▶ **HOW TO COMPLETE THIS TASK**:
Return the full listing unchanged, apart from leaving out its images.

▶ **RECORDS TO PROCESS**:
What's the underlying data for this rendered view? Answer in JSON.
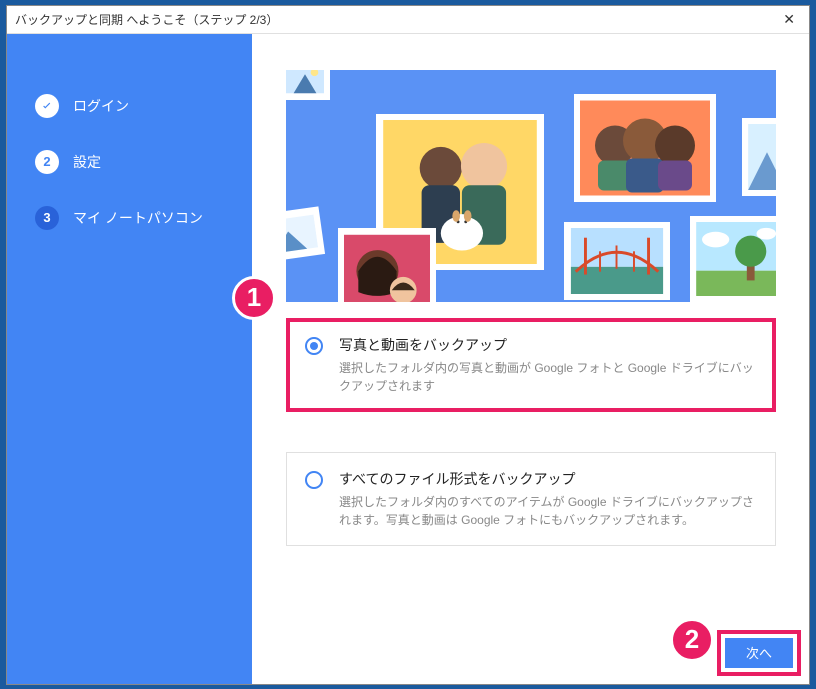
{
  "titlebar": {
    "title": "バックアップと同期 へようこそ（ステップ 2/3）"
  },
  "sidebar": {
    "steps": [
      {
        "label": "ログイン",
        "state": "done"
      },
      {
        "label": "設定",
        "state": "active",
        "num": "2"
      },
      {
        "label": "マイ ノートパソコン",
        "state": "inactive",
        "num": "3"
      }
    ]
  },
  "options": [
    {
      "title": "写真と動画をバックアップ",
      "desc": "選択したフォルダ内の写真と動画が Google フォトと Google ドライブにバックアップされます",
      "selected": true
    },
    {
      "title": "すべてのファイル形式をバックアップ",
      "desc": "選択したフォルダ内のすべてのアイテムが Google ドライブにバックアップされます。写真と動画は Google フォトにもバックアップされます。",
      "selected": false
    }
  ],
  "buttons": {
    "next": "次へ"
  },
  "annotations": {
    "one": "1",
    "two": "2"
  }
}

▶ **EXERCISE RESULT**:
What's the underlying data for this rendered view? Answer in JSON.
{
  "titlebar": {
    "title": "バックアップと同期 へようこそ（ステップ 2/3）"
  },
  "sidebar": {
    "steps": [
      {
        "label": "ログイン",
        "state": "done"
      },
      {
        "label": "設定",
        "state": "active",
        "num": "2"
      },
      {
        "label": "マイ ノートパソコン",
        "state": "inactive",
        "num": "3"
      }
    ]
  },
  "options": [
    {
      "title": "写真と動画をバックアップ",
      "desc": "選択したフォルダ内の写真と動画が Google フォトと Google ドライブにバックアップされます",
      "selected": true
    },
    {
      "title": "すべてのファイル形式をバックアップ",
      "desc": "選択したフォルダ内のすべてのアイテムが Google ドライブにバックアップされます。写真と動画は Google フォトにもバックアップされます。",
      "selected": false
    }
  ],
  "buttons": {
    "next": "次へ"
  },
  "annotations": {
    "one": "1",
    "two": "2"
  }
}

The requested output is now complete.